Flaws of Yatra: Is 'Operation Kamala' backfiring on BJP in Karnataka?
- In Karnataka, the factors which worked for BJP in the previous elections have become the hindrances
- Leaders have expressed disappointment about leaders from other parties who have joined BJP newly being given importance
- The leaders who have sloughed for BJP for decades are being neglected, complained the party leaders
BJP national leaders efforts and warnings have little effect on the Karnataka party leaders. The mega yatra of the party inaugurated by Party National President Amit Shah has become a forum for the leaders to come out with their differences, instead of showing the strength, harming the image of the party.
It looks like after having a successful campaigning in Uttar Pradesh, Gujarat and other places BJP leaders are finding it difficult to spread the party wave in Karnataka. Though the Modi wave is gripping the country, why is it not working in Karnataka? Is it because of state BJP leaders?

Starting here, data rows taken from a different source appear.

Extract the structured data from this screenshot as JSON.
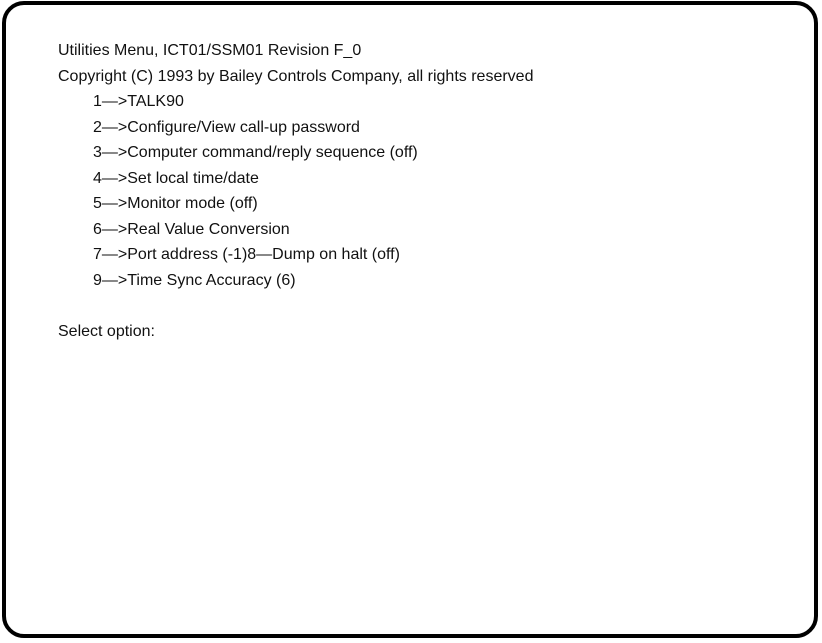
{
  "terminal": {
    "title": "Utilities Menu, ICT01/SSM01 Revision F_0",
    "copyright": "Copyright (C) 1993 by Bailey Controls Company, all rights reserved",
    "menu_items": [
      "1—>TALK90",
      "2—>Configure/View call-up password",
      "3—>Computer command/reply sequence (off)",
      "4—>Set local time/date",
      "5—>Monitor mode (off)",
      "6—>Real Value Conversion",
      "7—>Port address (-1)8—Dump on halt (off)",
      "9—>Time Sync Accuracy (6)"
    ],
    "prompt": "Select option:"
  }
}
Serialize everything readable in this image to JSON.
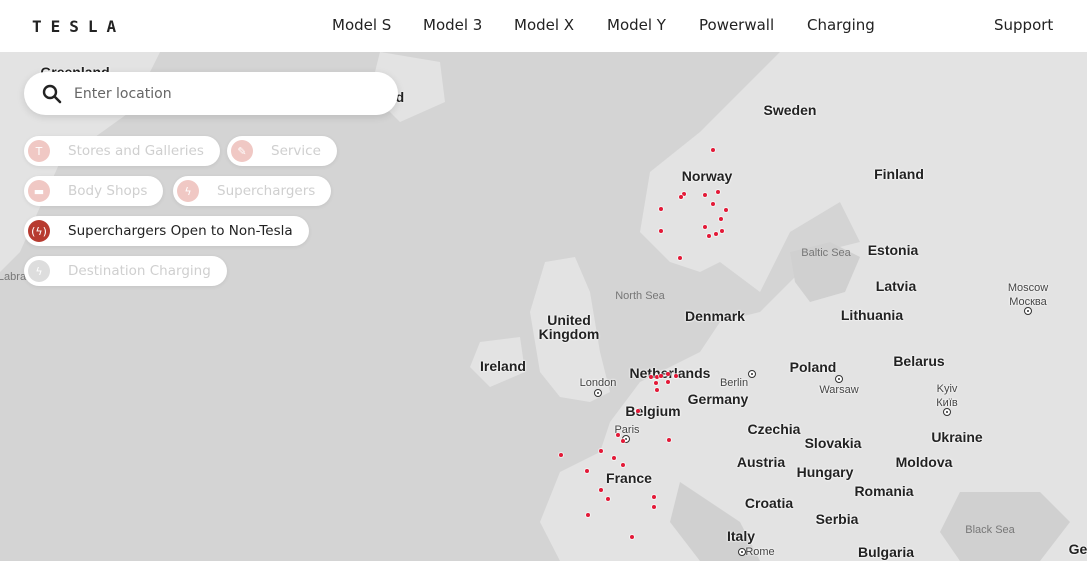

It looks like in Karnataka, the factors which worked for them in the previous elections have become the hindrances. For example, Operation Kamala, the BJP initiative to pull leaders from Congress and JD(S) to their party and give them the ticket and good posts has not gone down well with the leaders who have sloughed in the party for decades.
After thousands of chairs sporting an empty look in Bengaluru's inauguration of BJP's election campaign yatra, the state party leaders in Tumakuru too faced greater hurdles. BJP's Sogadu Shivanna spoke out and openly expressed his disappointment and refused to take part in the rally.
In fact, State president of the party, Yeddyurappa's care was welcomed with stones. Sogadu Shivanna had said that leaders of other parties are being welcomed into the party with goodies of tickets and position whereas the people in the BJP party are being neglected.
He even said that the party had got people for the yatra by paying them Rs 500 and Rs 1,000 and they were not the real supporters.
Thus it is clear that everything is not right in the Karnataka BJP and the leaders might have to try a different way than advising or warning the state leaders.
Thus plans like Operation Kamala might give immediate results, but they cannot lead to success which is long lasting. With the date for Assembly elections in Karnataka nearing, BJP needs to concentrate on an immediate measure to stop infighting in the party.
Though leaders who have come from another party might be strong, but those who have been in BJP for decades should not be neglected. There is surely need for undoing the affects of Operation Kamala.